In the video camera market, video cameras that use optical discs (DVDs) as data storage media are becoming increasingly popular due to the outstanding portability and functionality of optical discs. With the recent increase in the popularity of high-definition-quality video, demand for products compatible with high- definition-quality recording has been growing. As a result, there is demand for recording media with even larger storage capacities for hi-vision-picture-quality filming, which requires the storage of huge volumes of information.
Launched by Hitachi Maxell, these 8 cm Blu-ray Discs enable full high-definition -quality recording for approximately 60 minutes and are compatible with the world’s first Blu-ray Disc-compatible video cameras, which is launched by Hitachi, Ltd.
These products combine original core technologies compatible with blue-violet lasers and technologies for video-camera optical discs that the Company has continued to develop since commercializing the world’s first 8 cm DVD-RAM disc for video cameras. Further, the Company designed these products with consideration for the heightened reliability required for outdoor usage. For these products, the Company has achieved uniform shape, weight, and thickness through MHSS (Maxell High Stabilized Spin) technology, which controls substrate molding and the high-precision 0.1 mm cover layer and hard coat layer. These innovations enable stable filming movement by curbing vibration of the camera body due to disc rotation. Further, Hitachi Maxell has incorporated a recording-surface HG hard coat (hard coat layer) that has stronger protective characteristics than the hard coats of the Company’s existing DVDs, thereby improving reliability with respect to scratches, dust, and fingerprints when the products are used outdoors. In addition, these products achieve stable recording and reproduction characteristics thanks to the incorporation of newly developed inorganic recording film (BD-R) and phase-change recording film (BD-RE) that ensure a wide margin with regard to the recording laser power.

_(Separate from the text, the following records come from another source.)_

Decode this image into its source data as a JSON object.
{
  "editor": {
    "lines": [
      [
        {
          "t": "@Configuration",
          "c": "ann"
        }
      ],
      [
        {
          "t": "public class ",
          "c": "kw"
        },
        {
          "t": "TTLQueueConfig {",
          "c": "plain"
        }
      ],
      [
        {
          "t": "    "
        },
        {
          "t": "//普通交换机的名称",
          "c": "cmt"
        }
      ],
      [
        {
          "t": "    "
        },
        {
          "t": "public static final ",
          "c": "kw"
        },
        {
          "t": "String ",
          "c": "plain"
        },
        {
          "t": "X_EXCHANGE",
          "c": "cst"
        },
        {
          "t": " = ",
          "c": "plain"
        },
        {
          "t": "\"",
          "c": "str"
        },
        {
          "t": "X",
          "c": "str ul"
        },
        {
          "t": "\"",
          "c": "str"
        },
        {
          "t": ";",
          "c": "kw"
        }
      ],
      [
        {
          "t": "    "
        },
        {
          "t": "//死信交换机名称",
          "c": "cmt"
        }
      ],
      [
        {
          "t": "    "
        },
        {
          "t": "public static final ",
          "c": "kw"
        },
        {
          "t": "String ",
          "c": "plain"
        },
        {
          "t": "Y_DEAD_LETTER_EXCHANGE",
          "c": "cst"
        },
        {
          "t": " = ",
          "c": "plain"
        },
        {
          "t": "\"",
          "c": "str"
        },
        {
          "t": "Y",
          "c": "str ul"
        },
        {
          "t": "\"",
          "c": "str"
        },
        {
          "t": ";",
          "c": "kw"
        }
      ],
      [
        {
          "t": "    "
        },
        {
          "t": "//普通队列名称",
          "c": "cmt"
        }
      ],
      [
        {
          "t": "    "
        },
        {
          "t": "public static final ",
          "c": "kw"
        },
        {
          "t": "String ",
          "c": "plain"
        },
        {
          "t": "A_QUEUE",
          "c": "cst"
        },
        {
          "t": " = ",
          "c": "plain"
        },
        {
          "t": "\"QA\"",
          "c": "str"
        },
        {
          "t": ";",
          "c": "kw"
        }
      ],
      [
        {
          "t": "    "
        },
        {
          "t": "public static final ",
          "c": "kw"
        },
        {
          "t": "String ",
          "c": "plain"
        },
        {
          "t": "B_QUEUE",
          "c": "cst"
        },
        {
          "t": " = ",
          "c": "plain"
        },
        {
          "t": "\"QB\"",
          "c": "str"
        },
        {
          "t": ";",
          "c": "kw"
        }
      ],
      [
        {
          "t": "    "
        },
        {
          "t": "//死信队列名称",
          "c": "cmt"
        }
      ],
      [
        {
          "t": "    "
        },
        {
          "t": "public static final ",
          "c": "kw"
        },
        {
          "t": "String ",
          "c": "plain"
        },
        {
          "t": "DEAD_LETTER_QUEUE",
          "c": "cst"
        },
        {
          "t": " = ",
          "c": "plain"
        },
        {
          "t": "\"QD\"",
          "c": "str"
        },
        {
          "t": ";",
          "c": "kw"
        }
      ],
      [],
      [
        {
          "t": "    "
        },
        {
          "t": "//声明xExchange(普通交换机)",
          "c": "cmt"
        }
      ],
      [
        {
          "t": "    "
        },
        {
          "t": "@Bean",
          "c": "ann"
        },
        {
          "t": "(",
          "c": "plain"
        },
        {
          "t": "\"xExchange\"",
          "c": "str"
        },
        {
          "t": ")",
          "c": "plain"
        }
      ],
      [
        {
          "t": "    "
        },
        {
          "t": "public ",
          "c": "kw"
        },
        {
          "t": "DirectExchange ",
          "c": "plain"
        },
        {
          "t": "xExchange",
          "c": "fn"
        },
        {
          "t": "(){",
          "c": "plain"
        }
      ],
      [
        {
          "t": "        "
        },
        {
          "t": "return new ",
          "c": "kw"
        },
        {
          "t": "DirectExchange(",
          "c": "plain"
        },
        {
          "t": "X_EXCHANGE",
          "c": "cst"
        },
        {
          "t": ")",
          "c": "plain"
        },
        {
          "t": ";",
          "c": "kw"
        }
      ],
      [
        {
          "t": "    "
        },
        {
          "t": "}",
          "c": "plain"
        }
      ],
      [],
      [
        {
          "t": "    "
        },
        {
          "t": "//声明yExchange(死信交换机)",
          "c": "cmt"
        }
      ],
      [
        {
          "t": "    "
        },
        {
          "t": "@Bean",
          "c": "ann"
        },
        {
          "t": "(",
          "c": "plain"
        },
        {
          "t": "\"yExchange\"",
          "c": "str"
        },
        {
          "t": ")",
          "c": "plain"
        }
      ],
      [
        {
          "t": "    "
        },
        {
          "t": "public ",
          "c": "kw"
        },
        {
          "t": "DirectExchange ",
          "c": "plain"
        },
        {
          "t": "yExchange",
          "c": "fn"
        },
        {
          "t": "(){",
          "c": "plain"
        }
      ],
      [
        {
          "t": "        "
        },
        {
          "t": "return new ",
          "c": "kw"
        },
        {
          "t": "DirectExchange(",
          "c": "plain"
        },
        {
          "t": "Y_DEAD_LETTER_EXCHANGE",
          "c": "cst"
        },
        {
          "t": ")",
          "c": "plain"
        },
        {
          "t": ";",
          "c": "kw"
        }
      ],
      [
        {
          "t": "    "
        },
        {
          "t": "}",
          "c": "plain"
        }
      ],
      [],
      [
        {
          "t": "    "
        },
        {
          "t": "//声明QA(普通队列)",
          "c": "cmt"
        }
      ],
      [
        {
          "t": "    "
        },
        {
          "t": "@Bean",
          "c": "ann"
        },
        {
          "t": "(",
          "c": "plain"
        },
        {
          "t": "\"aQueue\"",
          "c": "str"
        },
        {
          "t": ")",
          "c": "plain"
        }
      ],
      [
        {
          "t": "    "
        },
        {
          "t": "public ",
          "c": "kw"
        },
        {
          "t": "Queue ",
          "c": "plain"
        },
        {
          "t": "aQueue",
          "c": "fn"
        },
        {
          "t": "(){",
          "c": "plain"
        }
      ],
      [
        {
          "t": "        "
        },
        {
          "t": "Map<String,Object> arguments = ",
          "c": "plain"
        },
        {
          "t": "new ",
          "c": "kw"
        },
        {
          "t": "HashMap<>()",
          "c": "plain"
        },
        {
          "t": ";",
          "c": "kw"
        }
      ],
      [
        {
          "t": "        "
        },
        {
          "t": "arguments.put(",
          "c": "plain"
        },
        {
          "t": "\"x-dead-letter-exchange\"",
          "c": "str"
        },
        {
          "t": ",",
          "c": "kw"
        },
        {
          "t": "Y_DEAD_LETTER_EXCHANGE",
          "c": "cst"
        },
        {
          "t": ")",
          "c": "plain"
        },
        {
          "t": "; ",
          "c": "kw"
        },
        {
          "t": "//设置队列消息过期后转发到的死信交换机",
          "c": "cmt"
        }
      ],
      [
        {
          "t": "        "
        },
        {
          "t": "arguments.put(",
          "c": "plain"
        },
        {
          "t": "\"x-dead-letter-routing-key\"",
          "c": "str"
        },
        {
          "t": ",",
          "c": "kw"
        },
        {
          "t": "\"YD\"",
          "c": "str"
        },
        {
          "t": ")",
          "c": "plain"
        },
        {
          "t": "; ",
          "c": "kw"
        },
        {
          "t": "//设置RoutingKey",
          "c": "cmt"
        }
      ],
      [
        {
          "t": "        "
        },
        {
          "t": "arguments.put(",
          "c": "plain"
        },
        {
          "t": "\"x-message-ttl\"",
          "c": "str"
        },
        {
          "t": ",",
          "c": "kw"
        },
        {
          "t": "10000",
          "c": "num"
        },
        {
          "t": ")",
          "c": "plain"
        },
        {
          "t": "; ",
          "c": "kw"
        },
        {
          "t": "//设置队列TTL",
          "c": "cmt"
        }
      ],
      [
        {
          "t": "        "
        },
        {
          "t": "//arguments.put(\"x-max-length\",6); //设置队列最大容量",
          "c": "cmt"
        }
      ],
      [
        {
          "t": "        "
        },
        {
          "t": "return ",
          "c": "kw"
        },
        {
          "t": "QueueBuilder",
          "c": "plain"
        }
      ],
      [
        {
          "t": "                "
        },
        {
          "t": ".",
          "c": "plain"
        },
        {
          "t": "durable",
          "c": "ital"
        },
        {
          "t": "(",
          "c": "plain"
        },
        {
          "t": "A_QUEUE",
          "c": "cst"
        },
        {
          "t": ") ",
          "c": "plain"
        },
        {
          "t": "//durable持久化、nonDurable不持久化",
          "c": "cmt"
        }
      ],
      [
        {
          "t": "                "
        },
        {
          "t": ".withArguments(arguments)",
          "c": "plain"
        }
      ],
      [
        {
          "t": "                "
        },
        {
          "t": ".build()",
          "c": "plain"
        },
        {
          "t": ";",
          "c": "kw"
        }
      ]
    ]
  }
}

Since launching the world’s first DVDs for video cameras (cartridge-type 8 cm DVD-RAM) in August 2000, Hitachi Maxell has led the development and commercialization of optical discs for video cameras. Going forward, Hitachi Maxell will continue to advance the development of large-storage-capacity optical discs while marketing products that cater to demand for high-definition-generation recordable optical discs.